At Altmetric we’ve always tracked the online attention for items with a scholarly identifier, no matter what subject they might be. Despite this, the majority of the attention we’ve seen to this published research so far tends to be for articles or data relating to public health or scientific breakthroughs. Why is this? Partly, we suspect, it’s because these are matters of broad public interest, and the primary outputs of researchers working in those disciplines tend to be academic articles, which then get then published in a journal, and, if deemed high profile enough, promoted further by the publisher as well as the author(s).
In the previous blog post in this series, we briefly talked about how researchers can reap the benefits of making all their research outputs available online. The principle behind this post is to explore the questions around “tracking other outputs” in a little more detail.
So far in this blog series, we’ve talked about the insights you can get from Altmetric data, and how researchers can use the data in CVs and grant applications. The aim of this post is to talk about best practices for sharing your research online, and how to use different online platforms for networking and discovery purposes.
A couple of months ago, at the London Book Fair, Springer and Altmetric launched a new platform to measure book impact: Bookmetrix. But what is Bookmetrix exactly, and what can data can you see?

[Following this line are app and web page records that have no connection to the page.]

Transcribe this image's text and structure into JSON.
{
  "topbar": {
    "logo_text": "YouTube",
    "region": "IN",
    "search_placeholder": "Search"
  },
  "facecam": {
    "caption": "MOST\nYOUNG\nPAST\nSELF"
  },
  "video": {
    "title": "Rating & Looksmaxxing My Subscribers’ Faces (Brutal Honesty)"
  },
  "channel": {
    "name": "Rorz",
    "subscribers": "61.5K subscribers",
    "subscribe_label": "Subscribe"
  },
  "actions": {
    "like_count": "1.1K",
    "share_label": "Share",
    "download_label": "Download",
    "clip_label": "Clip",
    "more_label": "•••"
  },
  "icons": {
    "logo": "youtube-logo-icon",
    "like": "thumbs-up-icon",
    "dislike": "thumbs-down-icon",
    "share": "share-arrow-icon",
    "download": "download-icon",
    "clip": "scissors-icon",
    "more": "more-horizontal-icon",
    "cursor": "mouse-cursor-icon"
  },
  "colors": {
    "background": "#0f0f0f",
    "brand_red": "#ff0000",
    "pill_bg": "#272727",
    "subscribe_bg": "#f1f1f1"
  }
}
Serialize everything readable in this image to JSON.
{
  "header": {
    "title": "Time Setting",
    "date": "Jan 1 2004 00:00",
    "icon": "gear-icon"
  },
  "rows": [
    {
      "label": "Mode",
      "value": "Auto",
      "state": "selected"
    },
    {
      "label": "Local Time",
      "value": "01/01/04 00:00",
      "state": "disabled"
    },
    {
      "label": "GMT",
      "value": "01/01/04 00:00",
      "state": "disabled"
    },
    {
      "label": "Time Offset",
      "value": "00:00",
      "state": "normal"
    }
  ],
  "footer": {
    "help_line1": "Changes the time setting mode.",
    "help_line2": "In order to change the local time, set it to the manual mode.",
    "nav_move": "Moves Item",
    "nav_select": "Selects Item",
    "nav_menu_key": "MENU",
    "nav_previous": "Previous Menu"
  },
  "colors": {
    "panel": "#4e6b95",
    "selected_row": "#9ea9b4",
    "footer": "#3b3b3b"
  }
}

Read on to learn more.
Over the past few weeks we’ve been talking about what altmetrics are, what Altmetric.com data can show you, and some ideas for how researchers might use it. In this post you’ll find some real-life use cases featuring researchers who have gone ahead and done just that.